### MATERIALS PROVIDED
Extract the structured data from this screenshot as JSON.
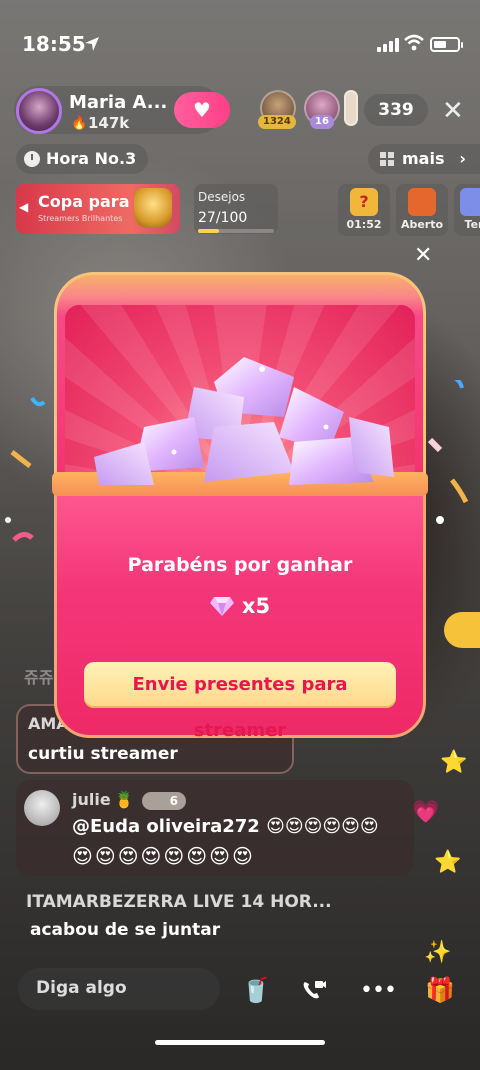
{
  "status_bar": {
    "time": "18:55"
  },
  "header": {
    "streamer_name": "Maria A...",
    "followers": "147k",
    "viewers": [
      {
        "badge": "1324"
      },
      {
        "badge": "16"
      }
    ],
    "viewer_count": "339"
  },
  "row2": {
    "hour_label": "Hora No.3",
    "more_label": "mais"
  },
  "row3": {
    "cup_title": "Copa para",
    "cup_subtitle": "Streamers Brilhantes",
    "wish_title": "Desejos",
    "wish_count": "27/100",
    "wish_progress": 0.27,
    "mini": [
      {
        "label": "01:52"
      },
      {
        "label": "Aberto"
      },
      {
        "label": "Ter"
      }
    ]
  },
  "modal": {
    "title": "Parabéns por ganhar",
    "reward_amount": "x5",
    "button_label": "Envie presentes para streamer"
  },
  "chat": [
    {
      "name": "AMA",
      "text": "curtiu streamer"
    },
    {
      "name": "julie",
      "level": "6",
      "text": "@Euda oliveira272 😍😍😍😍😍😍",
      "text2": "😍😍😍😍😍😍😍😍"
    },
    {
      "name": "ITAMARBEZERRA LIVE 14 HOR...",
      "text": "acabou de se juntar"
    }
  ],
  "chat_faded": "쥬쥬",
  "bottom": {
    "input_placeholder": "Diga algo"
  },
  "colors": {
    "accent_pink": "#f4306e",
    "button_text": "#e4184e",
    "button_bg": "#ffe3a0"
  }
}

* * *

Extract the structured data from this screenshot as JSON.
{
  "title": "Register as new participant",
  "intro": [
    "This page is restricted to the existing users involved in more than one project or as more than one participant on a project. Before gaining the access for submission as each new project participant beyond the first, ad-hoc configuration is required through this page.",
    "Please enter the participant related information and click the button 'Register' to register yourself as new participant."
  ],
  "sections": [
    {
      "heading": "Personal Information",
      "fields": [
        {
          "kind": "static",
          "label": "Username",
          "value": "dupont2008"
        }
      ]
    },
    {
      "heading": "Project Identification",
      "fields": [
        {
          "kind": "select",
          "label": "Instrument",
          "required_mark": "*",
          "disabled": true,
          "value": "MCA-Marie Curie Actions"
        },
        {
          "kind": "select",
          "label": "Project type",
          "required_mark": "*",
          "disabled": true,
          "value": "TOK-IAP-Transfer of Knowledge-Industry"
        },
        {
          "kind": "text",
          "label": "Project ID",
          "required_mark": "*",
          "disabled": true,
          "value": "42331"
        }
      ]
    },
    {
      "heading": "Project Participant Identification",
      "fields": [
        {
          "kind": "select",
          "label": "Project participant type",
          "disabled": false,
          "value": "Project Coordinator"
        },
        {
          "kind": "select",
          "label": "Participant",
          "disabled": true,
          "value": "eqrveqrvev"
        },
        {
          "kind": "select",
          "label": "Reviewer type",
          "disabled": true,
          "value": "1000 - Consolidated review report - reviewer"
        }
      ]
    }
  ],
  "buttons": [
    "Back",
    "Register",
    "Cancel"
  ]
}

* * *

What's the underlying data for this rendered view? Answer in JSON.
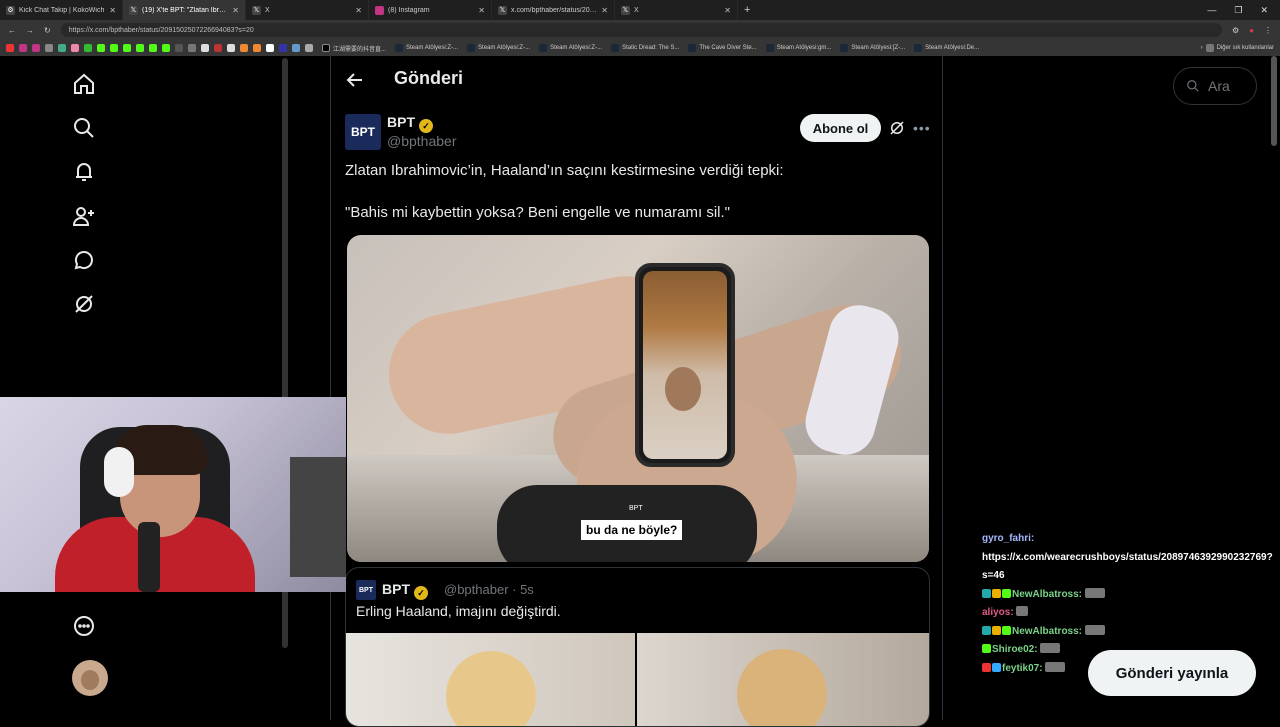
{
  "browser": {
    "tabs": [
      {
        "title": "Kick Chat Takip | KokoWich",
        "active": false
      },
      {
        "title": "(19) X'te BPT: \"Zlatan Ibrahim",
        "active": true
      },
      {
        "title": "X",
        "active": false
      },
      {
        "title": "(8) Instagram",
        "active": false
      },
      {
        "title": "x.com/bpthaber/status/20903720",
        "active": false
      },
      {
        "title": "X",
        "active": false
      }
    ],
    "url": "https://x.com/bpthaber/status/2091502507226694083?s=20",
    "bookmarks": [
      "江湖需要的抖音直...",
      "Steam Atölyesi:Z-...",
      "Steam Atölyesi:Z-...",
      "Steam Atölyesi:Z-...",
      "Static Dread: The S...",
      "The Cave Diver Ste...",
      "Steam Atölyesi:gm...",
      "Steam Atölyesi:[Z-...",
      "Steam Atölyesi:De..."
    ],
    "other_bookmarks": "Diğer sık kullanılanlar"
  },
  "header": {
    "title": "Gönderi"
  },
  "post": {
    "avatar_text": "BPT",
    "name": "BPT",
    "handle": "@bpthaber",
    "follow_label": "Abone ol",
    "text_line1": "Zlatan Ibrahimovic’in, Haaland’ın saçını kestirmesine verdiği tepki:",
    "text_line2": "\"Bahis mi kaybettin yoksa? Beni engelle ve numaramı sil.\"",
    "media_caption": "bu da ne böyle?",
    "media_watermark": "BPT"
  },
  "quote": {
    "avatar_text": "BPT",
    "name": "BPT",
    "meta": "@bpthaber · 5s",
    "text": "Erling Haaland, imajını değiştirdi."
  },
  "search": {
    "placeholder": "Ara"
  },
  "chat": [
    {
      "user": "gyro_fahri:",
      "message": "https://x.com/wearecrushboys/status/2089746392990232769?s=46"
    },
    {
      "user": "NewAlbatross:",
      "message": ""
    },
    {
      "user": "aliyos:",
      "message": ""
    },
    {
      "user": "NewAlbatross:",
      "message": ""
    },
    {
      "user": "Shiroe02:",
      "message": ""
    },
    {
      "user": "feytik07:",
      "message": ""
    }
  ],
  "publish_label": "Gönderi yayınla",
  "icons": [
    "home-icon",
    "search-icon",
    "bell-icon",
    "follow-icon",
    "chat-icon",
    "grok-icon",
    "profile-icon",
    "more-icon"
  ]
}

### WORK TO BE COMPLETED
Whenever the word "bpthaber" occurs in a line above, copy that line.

### RESPONSE TO THIS EXERCISE
        "title": "x.com/bpthaber/status/20903720",
    "url": "https://x.com/bpthaber/status/2091502507226694083?s=20",
    "handle": "@bpthaber",
    "meta": "@bpthaber · 5s",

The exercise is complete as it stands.